A referendum on a new constitution was held in Burundi yesterday. The new constitution is intended to shift the balance of power in favour of the ruling party, allowing the current President to remain in office until 2034.
The German Government has taken note of this referendum, which runs counter to the efforts of Burundi’s African neighbours, the African Union and the United Nations to find a political solution to the conflict.
Since the beginning of the political crisis in April 2015, Burundi has witnessed serious human rights violations and the suppression of the political opposition. More than 420,000 refugees have left the country.
A number of the proposed amendments to the constitution contradict the provisions of the Arusha Peace and Reconciliation Agreement for Burundi from the year 2000, which ended protracted civil wars by introducing quotas between Hutus and Tutsis and the separation of powers. This agreement formed the basis for the constitution and focused on curbing power and achieving consensus and reconciliation. The adoption of a new constitution without inclusiveness and consensus of all political and social forces calls this into question.

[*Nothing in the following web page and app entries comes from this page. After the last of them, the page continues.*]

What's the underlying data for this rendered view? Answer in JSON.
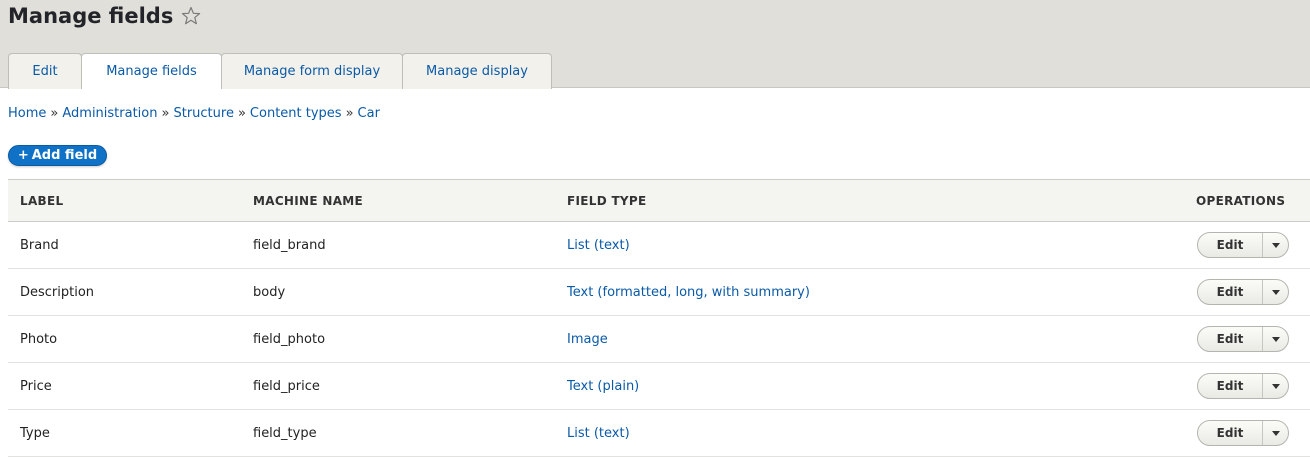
{
  "header": {
    "title": "Manage fields",
    "tabs": [
      {
        "label": "Edit",
        "active": false
      },
      {
        "label": "Manage fields",
        "active": true
      },
      {
        "label": "Manage form display",
        "active": false
      },
      {
        "label": "Manage display",
        "active": false
      }
    ]
  },
  "breadcrumb": [
    "Home",
    "Administration",
    "Structure",
    "Content types",
    "Car"
  ],
  "breadcrumb_separator": "»",
  "add_field": {
    "icon": "+",
    "label": "Add field"
  },
  "table": {
    "columns": [
      "LABEL",
      "MACHINE NAME",
      "FIELD TYPE",
      "OPERATIONS"
    ],
    "rows": [
      {
        "label": "Brand",
        "machine_name": "field_brand",
        "field_type": "List (text)",
        "operation": "Edit"
      },
      {
        "label": "Description",
        "machine_name": "body",
        "field_type": "Text (formatted, long, with summary)",
        "operation": "Edit"
      },
      {
        "label": "Photo",
        "machine_name": "field_photo",
        "field_type": "Image",
        "operation": "Edit"
      },
      {
        "label": "Price",
        "machine_name": "field_price",
        "field_type": "Text (plain)",
        "operation": "Edit"
      },
      {
        "label": "Type",
        "machine_name": "field_type",
        "field_type": "List (text)",
        "operation": "Edit"
      }
    ]
  },
  "colors": {
    "header_bg": "#e0dfd9",
    "link": "#0a5aa8",
    "primary_button": "#1072c6"
  },
  "icons": {
    "favorite": "star-outline-icon",
    "dropdown": "caret-down-icon"
  }
}
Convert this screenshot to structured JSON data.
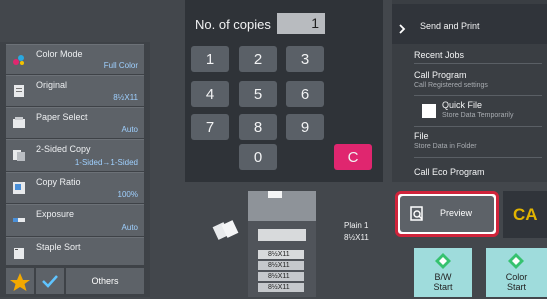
{
  "copies": {
    "label": "No. of copies",
    "value": "1"
  },
  "keypad": {
    "keys": [
      "1",
      "2",
      "3",
      "4",
      "5",
      "6",
      "7",
      "8",
      "9",
      "0"
    ],
    "clear_label": "C"
  },
  "settings": [
    {
      "label": "Color Mode",
      "value": "Full Color",
      "icon": "color-mode-icon"
    },
    {
      "label": "Original",
      "value": "8½X11",
      "icon": "original-icon"
    },
    {
      "label": "Paper Select",
      "value": "Auto",
      "icon": "paper-select-icon"
    },
    {
      "label": "2-Sided Copy",
      "value": "1-Sided→1-Sided",
      "icon": "two-sided-icon"
    },
    {
      "label": "Copy Ratio",
      "value": "100%",
      "icon": "copy-ratio-icon"
    },
    {
      "label": "Exposure",
      "value": "Auto",
      "icon": "exposure-icon"
    },
    {
      "label": "Staple Sort",
      "value": "",
      "icon": "staple-sort-icon"
    }
  ],
  "bottom": {
    "others_label": "Others"
  },
  "menu": {
    "header": "Send and Print",
    "items": [
      {
        "title": "Recent Jobs",
        "sub": ""
      },
      {
        "title": "Call Program",
        "sub": "Call Registered settings"
      },
      {
        "title": "Quick File",
        "sub": "Store Data Temporarily"
      },
      {
        "title": "File",
        "sub": "Store Data in Folder"
      },
      {
        "title": "Call Eco Program",
        "sub": ""
      }
    ]
  },
  "machine": {
    "output_label": "Plain 1",
    "output_size": "8½X11",
    "trays": [
      "8½X11",
      "8½X11",
      "8½X11",
      "8½X11"
    ]
  },
  "preview": {
    "label": "Preview",
    "ca_label": "CA"
  },
  "start": {
    "bw_label": "B/W\nStart",
    "color_label": "Color\nStart"
  },
  "colors": {
    "accent": "#e0266f",
    "highlight": "#d0243b",
    "start": "#9fdcdc",
    "ca": "#e2b400"
  }
}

The Federal Government calls on the Burundian Government to continue to respect and implement the Arusha Peace and Reconciliation Agreement as a guarantor of peace, democracy and stability in Burundi. Moreover, it urges the Government to embrace the mediation talks led by the East African Community and to do everything within its power to ensure that they lead to an inclusive and forward-looking outcome.